It’s one thing to be held back from pursuing your dreams because of some very real risks and a sincere fear of the unknown. It’s another thing altogether to be held back by false assumptions.
How myths start is a topic for another day, but I think a good deal of misinformation is spread, if not created, by those who need to reconcile their own fears with some sort of external validation. And so the narrative changes from, “I’m afraid to do this because”, to “No reasonable person would do this because”. Fools rush in where angels fear to tread.
But that’s just one perspective. Gathering more perspectives can allow you to see something you were missing before. Everyone has the power to write their own story. And if you’re writing your own story, wouldn’t you want to be the hero?
It’s important to be realistic when considering whether solopreneurship is right for you. Leave your rose-colored glasses on the desk and take a clear look around you. Just don’t forget that also means having enough perspective to rise above the naysayers and fearmongers.
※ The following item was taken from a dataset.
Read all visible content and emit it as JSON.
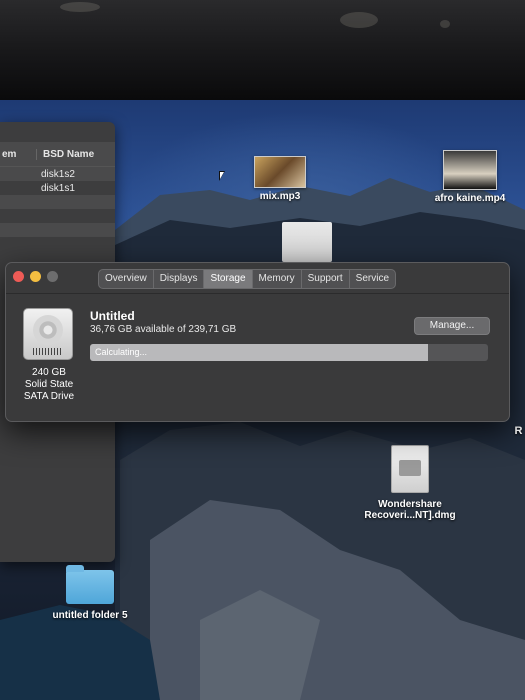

These are some of the more common ideas about solopreneurship that I’ve heard, but have never really experienced in my career as a solo.
1. Solopreneurs don’t make enough money
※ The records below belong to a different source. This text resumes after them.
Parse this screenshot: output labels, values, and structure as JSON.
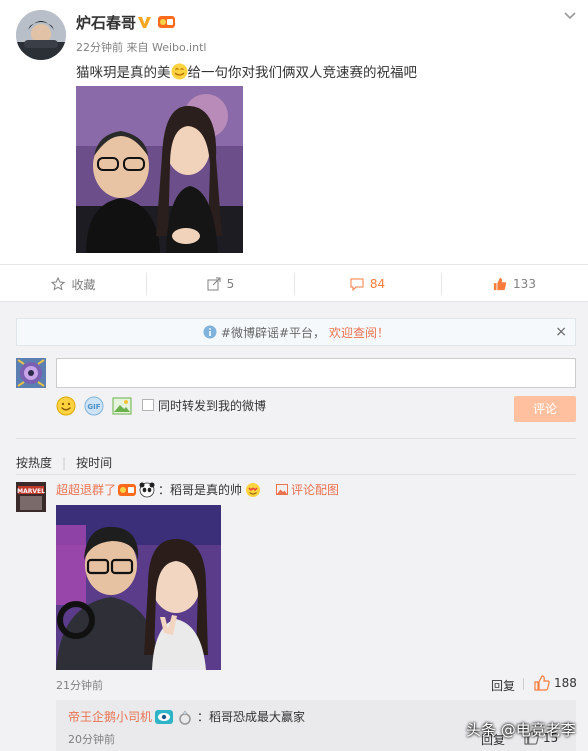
{
  "post": {
    "username": "炉石春哥",
    "meta": "22分钟前 来自 Weibo.intl",
    "text_before_emoji": "猫咪玥是真的美",
    "text_after_emoji": "给一句你对我们俩双人竞速赛的祝福吧",
    "icons": [
      "verified-v-icon",
      "vip-badge-icon",
      "chevron-down-icon",
      "smile-emoji-icon"
    ]
  },
  "actions": {
    "favorite_label": "收藏",
    "repost_count": "5",
    "comment_count": "84",
    "like_count": "133",
    "active_color": "#fa7d3c"
  },
  "notice": {
    "text": "#微博辟谣#平台，",
    "link": "欢迎查阅！",
    "close": "×"
  },
  "composer": {
    "input_value": "",
    "repost_label": "同时转发到我的微博",
    "submit_label": "评论",
    "tools": [
      "emoji-icon",
      "gif-icon",
      "image-icon"
    ]
  },
  "sort": {
    "hot": "按热度",
    "time": "按时间"
  },
  "comment": {
    "user": "超超退群了",
    "text": "：稻哥是真的帅",
    "reply_pic": "评论配图",
    "time": "21分钟前",
    "reply_label": "回复",
    "like_count": "188"
  },
  "sub_comment": {
    "user": "帝王企鹅小司机",
    "text": "：稻哥恐成最大赢家",
    "time": "20分钟前",
    "reply_label": "回复",
    "like_count": "15"
  },
  "watermark": "头条 @电竞老李",
  "colors": {
    "link_orange": "#eb7350",
    "submit_disabled": "#ffc09f",
    "background_gray": "#f2f2f5"
  }
}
Not all solopreneurs fit the ‘starving artist’ category, though some probably do. And of course how much money is “enough” differs by geographic location, personal needs, and lifestyle choices. But that much is true whether you’re self-employed or other-employed.
One thing I know for sure – a salary is an earning cap. Even with an annual increase, and taking into account performance bonuses, there is a set maximum amount of money that you can earn every year.
As a solopreneur, your earning potential isn’t predetermined. As long as you continue to generate value, you continue to make money.
2. Solopreneurs are always desperate for work
Nope. I suppose if you’re perptually lazy and a committed procrastinator, this will indeed become a self-fulfilling prophecy.
But many of the solos that I know end up referring work to trusted colleagues, because they have more than they can handle.
Now, that’s not going to be the case when you first start out. But once you’re established, and if you’re engaged in your business, you can build a customer base and can have consistent work year over year.
3. Solopreneurs go through long stretches of unemeployment
Maybe? I have no idea. For example, in the last 12 years, I’ve had two dry spells. One where I decided to take a couple of months off and just enjoy the summer. The second was self-imposed as well, when I decided to devote all of my energy into building a software startup company. During that time, my solo business took a backseat.
Aside from these two exceptions, I’ve always had consistent streams of income. The volume of that income fluctuated of course; some months are extremely busy, others are a bit leaner. But I’ve always been able to cover my expenses.
4. Solopreneurs are sales and marketing experts
I suppose there are solopreneurs out there who definitely fall into this group, especially those solos who are experienced marketeters who have transitioned into a solo career advising other solos how to market their own businesses.
But for many of us, sales and marketing are parts of the job that were completely new and uncomfortable for us when we launched our solo careers. We learn as we go, and we improve as we grow.
I’m still very much a novice in this area, and I’m constantly looking for learning opportunities and ways to improve my skills. Luckily, customer satisfaction and referrals still count for a lot in business!
5. Solopreneurs are just getting by until they can find a ‘real’ job
None of the solos I know, myself included, would give it up by choice.
Going back to a life spent working for someone else just isn’t a scenario I can even imagine at this point in time. Maybe that will change in the future? But at this point, being a solopreneur isn’t just what I do; it’s who I am.
And that may very well have been the tipping point. When I first started working for myself, for the first few years, I did wonder whether I could continue to make a living like this, or whether I would be better off – safer, more secure – returning to the fold and working for a large corporation.
I never pulled the trigger, because every time it crossed my mind, what inevitably followed was a flood of memories recalling everything that I hated about that world. The amount of conformity required; the micro-management; the politics; the biases; having my work hours dictated by someone else; not having a choice in work assignments; being at the mercy of corporate quarterly targets that I had zero influence on; and the cubicle farms. Rows and columns of tiny gray boxes stuffed with human captives for 8+ hours a day. Ugh.
So as scared as I was of the future, I couldn’t bring myself to return to the past.
And then, as happens, time meandered on. Two years turned into four years which turned into six years. And by the time I hit that 5-6 year mark, I started to realize that I wasn’t just “lucky”. Yes, luck sometimes played a part. But to be successfully self-employed for that long meant that I was also capable of pulling off this solopreneurship stuff. Imagine my surprise! Introverted, a complete lack of sales skills, no safety net, and yet I was able to find customers and generate income.
I slowly started to realize that I was actually good at my job. And my job was my business. And my business was completely integrated with my life.
Being a solopreneur isn’t my 9-5 job. It’s who I am.
And I wouldn’t have it any other way.